In the absence of sufficient external inflows, the government mainly relied on domestic bank and nonbank sources to meet its borrowing requirements, mostly through medium term floating rate instruments.
The Private Sector Credit (PSC) decelerated during the first half of FY23 amid economic slowdown. Within PSC the growth in working capital loans weakened significantly, while fixed investment remained around the last year’s level.
The external sector, in general, and external financing, in particular, remained under significant pressure during the the first half of FY23 due to uncertainty regarding the resumption of IMF program, along with tight global financial conditions.
Also, supply chain disruptions resulting from Russia-Ukraine conflict and China’s zero – COVID policy, hampered global demand, which also weighed on Pakistan’s export performance.

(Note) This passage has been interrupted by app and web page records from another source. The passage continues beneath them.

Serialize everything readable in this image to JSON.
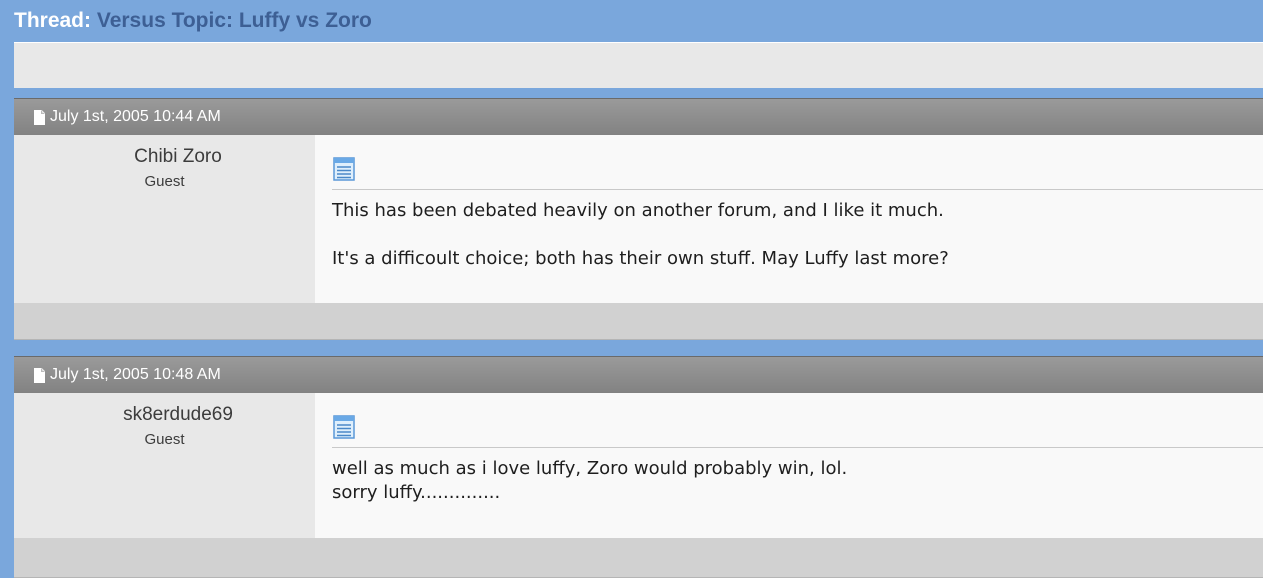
{
  "thread": {
    "label": "Thread:",
    "title": "Versus Topic: Luffy vs Zoro"
  },
  "posts": [
    {
      "date": "July 1st, 2005 10:44 AM",
      "username": "Chibi Zoro",
      "usertitle": "Guest",
      "paragraphs": [
        "This has been debated heavily on another forum, and I like it much.",
        "It's a difficoult choice; both has their own stuff. May Luffy last more?"
      ]
    },
    {
      "date": "July 1st, 2005 10:48 AM",
      "username": "sk8erdude69",
      "usertitle": "Guest",
      "lines": [
        "well as much as i love luffy, Zoro would probably win, lol.",
        "sorry luffy.............."
      ]
    }
  ],
  "colors": {
    "page_background": "#7aa7dc",
    "thread_link": "#3d5f94",
    "post_header": "#8e8e8e",
    "user_column": "#e8e8e8",
    "message_column": "#f9f9f9"
  },
  "icons": {
    "post_header_icon": "document-icon",
    "post_message_icon": "text-document-icon"
  }
}
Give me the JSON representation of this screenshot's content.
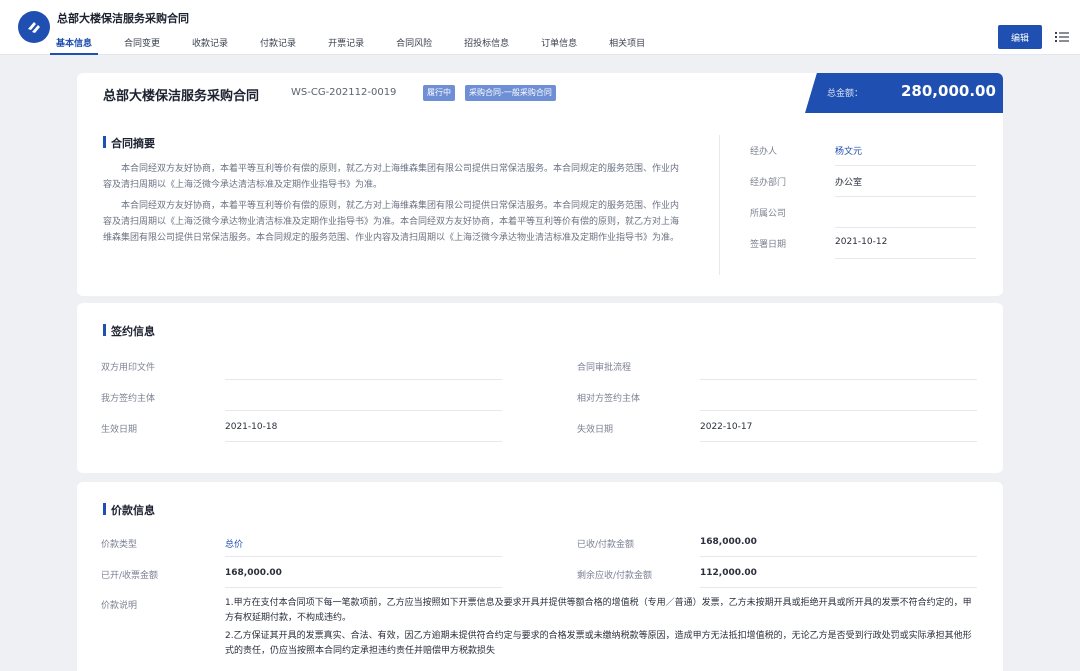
{
  "app": {
    "title": "总部大楼保洁服务采购合同",
    "logo_icon": "app-logo-icon",
    "brand_color": "#1f4fb0"
  },
  "tabs": [
    {
      "label": "基本信息",
      "active": true
    },
    {
      "label": "合同变更"
    },
    {
      "label": "收款记录"
    },
    {
      "label": "付款记录"
    },
    {
      "label": "开票记录"
    },
    {
      "label": "合同风险"
    },
    {
      "label": "招投标信息"
    },
    {
      "label": "订单信息"
    },
    {
      "label": "相关项目"
    }
  ],
  "toolbar": {
    "edit_label": "编辑",
    "menu_icon": "list-menu-icon"
  },
  "contract": {
    "name": "总部大楼保洁服务采购合同",
    "code": "WS-CG-202112-0019",
    "status_tag": "履行中",
    "type_tag": "采购合同-一般采购合同",
    "amount_label": "总金额：",
    "amount_value": "280,000.00"
  },
  "summary": {
    "title": "合同摘要",
    "paragraphs": [
      "本合同经双方友好协商，本着平等互利等价有偿的原则，就乙方对上海维森集团有限公司提供日常保洁服务。本合同规定的服务范围、作业内容及清扫周期以《上海泛微今承达清洁标准及定期作业指导书》为准。",
      "本合同经双方友好协商，本着平等互利等价有偿的原则，就乙方对上海维森集团有限公司提供日常保洁服务。本合同规定的服务范围、作业内容及清扫周期以《上海泛微今承达物业清洁标准及定期作业指导书》为准。本合同经双方友好协商，本着平等互利等价有偿的原则，就乙方对上海维森集团有限公司提供日常保洁服务。本合同规定的服务范围、作业内容及清扫周期以《上海泛微今承达物业清洁标准及定期作业指导书》为准。"
    ]
  },
  "side_info": [
    {
      "key": "经办人",
      "value": "杨文元",
      "link": true
    },
    {
      "key": "经办部门",
      "value": "办公室"
    },
    {
      "key": "所属公司",
      "value": ""
    },
    {
      "key": "签署日期",
      "value": "2021-10-12"
    }
  ],
  "signing": {
    "title": "签约信息",
    "fields": [
      {
        "label": "双方用印文件",
        "value": ""
      },
      {
        "label": "合同审批流程",
        "value": ""
      },
      {
        "label": "我方签约主体",
        "value": ""
      },
      {
        "label": "相对方签约主体",
        "value": ""
      },
      {
        "label": "生效日期",
        "value": "2021-10-18"
      },
      {
        "label": "失效日期",
        "value": "2022-10-17"
      }
    ]
  },
  "price": {
    "title": "价款信息",
    "fields": [
      {
        "label": "价款类型",
        "value": "总价"
      },
      {
        "label": "已收/付款金额",
        "value": "168,000.00"
      },
      {
        "label": "已开/收票金额",
        "value": "168,000.00"
      },
      {
        "label": "剩余应收/付款金额",
        "value": "112,000.00"
      }
    ],
    "desc_label": "价款说明",
    "desc_items": [
      "1.甲方在支付本合同项下每一笔款项前，乙方应当按照如下开票信息及要求开具并提供等额合格的增值税（专用／普通）发票，乙方未按期开具或拒绝开具或所开具的发票不符合约定的，甲方有权延期付款，不构成违约。",
      "2.乙方保证其开具的发票真实、合法、有效，因乙方逾期未提供符合约定与要求的合格发票或未缴纳税款等原因，造成甲方无法抵扣增值税的，无论乙方是否受到行政处罚或实际承担其他形式的责任，仍应当按照本合同约定承担违约责任并赔偿甲方税款损失"
    ]
  }
}
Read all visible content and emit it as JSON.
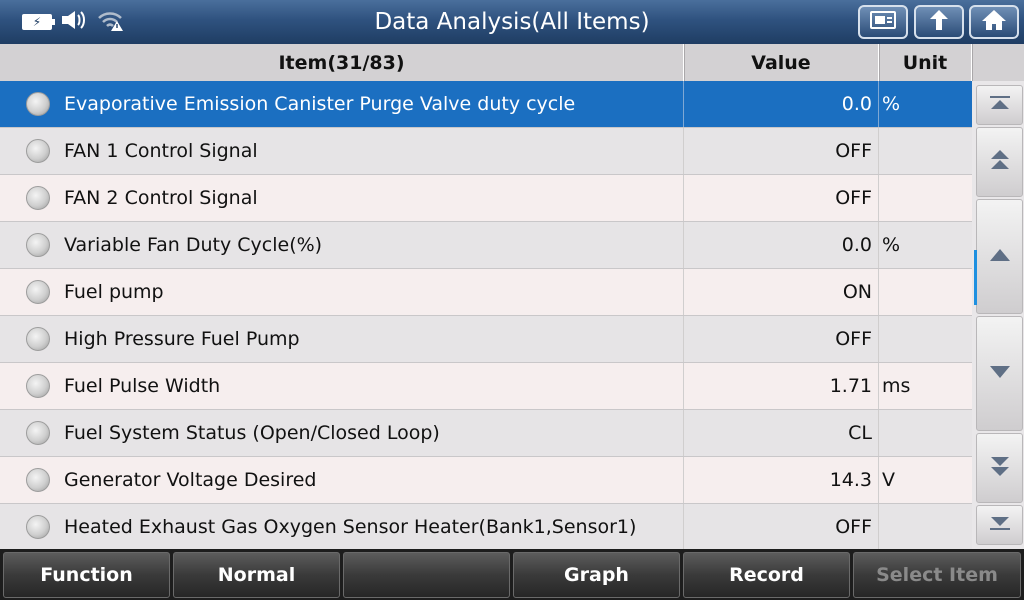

On the supply side, flood-related disruptions led to lower crop outturns, which not only dented the food exports but also deteriorated the commodity import outlook.
Similarly, workers’ remittances also declined during the the first half of FY 2022-23.
In addition to the global economic slowdown, increase in the use of informal channels also affected remittances flows to the Country. However, the decline in exports and remittances was more than offset by a much larger fall in imports during the the first half of FY23, leading to a notable decline in current account deficit (CAD).
Despite this improvement in the Current Account Deficit (CAD), the report notes that the dearth of financial inflows led to decline in FX reserves during the the first half of FY23.
In addition to the delays in the disbursements of the IMF tranches and the political uncertainty in the country, higher net FX outflows on account of scheduled debt repayments and disinvestments added to external account pressures.
The combined effect of these developments, in the backdrop of US dollar’s appreciation against a basket of global currencies, led to PKR depreciation during the the first half of FY23.
At the end, the report features a Special Section on the opportunities and challenges in Pakistan’s software-led IT exports and technology start-ups.
While highlighting Country’s small share in global IT exports and negligible domestic software usage, the special section sheds light on the enabling policies that have facilitated growth in this space and some of the critical gaps that are to be addressed, if recent growth in this sector is to be sustained.